Your cup of coffee first-thing-in-the-morning, your midday caffeine fix and your favorite pick-me-up latte are not as innocent as they seem.
British campaign group Action on Sugar revealed on Wednesday some shocking statistics on the real amount of sugar hidden in your go-to hot drinks -including mochas, lattes, hot chocolates and even hot fruity beverages.
In the analysis, Action on Sugar surveyed 131 hot drinks from fast food chains and popular coffee shops in London and compared their sugar levels. The results were also compared to the amount of sugar in a can of Pepsi or Coca-Cola -the carbonated, tooth-decaying soft drink which contains about nine teaspoons of sugar.
Some of the surveyed drinks contained as much as three times more than the daily recommended sugar intake for adults, which stands at a mere seven teaspoons or roughly 30 grams.
Topping the scary list was Starbucks' venti size (extra-large, about 568 ml) Grape with Chai, Orange and Cinnamon Hot Mulled Fruit with 25 teaspoons of sugar per serving.
Costa's largest Chai Latte contained 20 teaspoons of sugar while Starbucks' venti White Chocolate Mocha with whipped cream had 18.
KFC's mocha and Starbucks' Signature Hot Chocolate were also guilty of containing 15 teaspoons of sugar whereas Caffe Nero's Caramelatte had 13.
More shockingly, 98 percent of the tested drinks would receive a 'red' nutritional value label for their excessive levels of sugar.
Kawther Hashem, the group's researcher, called on coffee shop chains to take action on reducing the amount of sugar in their drinks and scrap their extra-large serving sizes.
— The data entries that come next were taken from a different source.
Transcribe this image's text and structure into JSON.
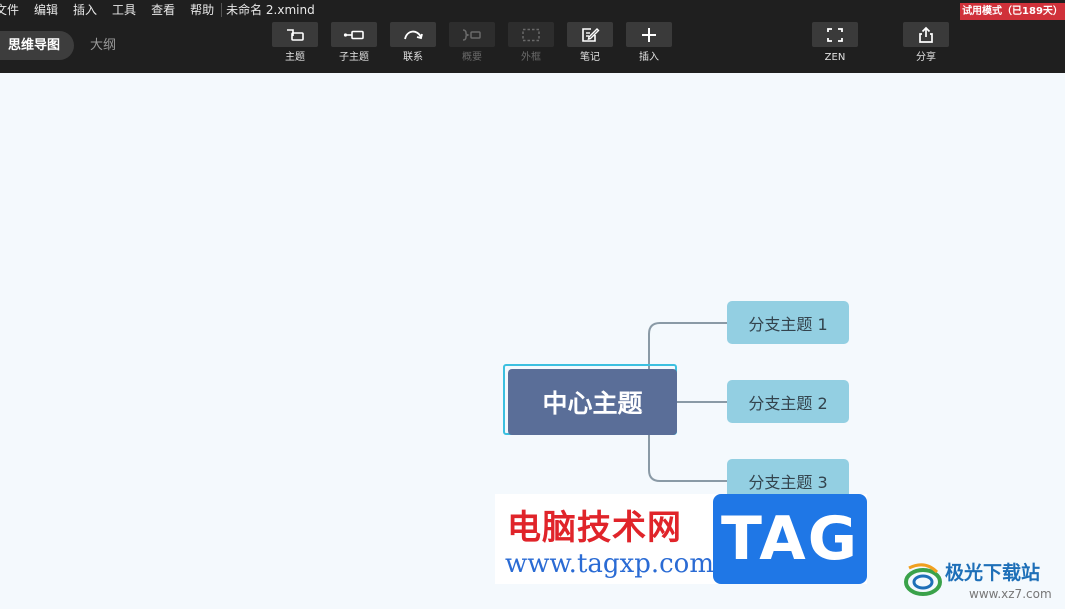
{
  "menubar": {
    "items": [
      "文件",
      "编辑",
      "插入",
      "工具",
      "查看",
      "帮助"
    ],
    "document_title": "未命名 2.xmind"
  },
  "trial_badge": "试用模式（已189天）",
  "view_tabs": {
    "active": "思维导图",
    "inactive": "大纲"
  },
  "toolbar": {
    "topic": "主题",
    "subtopic": "子主题",
    "relationship": "联系",
    "summary": "概要",
    "boundary": "外框",
    "note": "笔记",
    "insert": "插入",
    "zen": "ZEN",
    "share": "分享"
  },
  "mindmap": {
    "central_topic": "中心主题",
    "branches": [
      "分支主题 1",
      "分支主题 2",
      "分支主题 3"
    ]
  },
  "watermark": {
    "site_name": "电脑技术网",
    "site_url": "www.tagxp.com",
    "tag": "TAG",
    "download_site": "极光下载站",
    "download_url": "www.xz7.com"
  },
  "colors": {
    "toolbar_bg": "#1f1f1f",
    "canvas_bg": "#f4f9fd",
    "central_topic": "#5a6e98",
    "branch_topic": "#93cfe2",
    "connector": "#8a9aa6",
    "selection": "#3cc0e0",
    "trial_badge": "#d0313a"
  }
}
Starbucks was especially criticized for its serving sizes, which are nearly twice as large as those offered by its competitors.
Coffee shop chains Starbucks, Caffe Nero and Costa said they would reduce their sugar content in their drinks by 2020.
Experts warn that these hot flavored drinks should only be a treat, occasionally, not an everyday drink. High-sugar drinks and foods have been linked to obesity, heart disease and diabetes.
The U.K. has the highest rate of obesity and type 2 diabetes in Europe.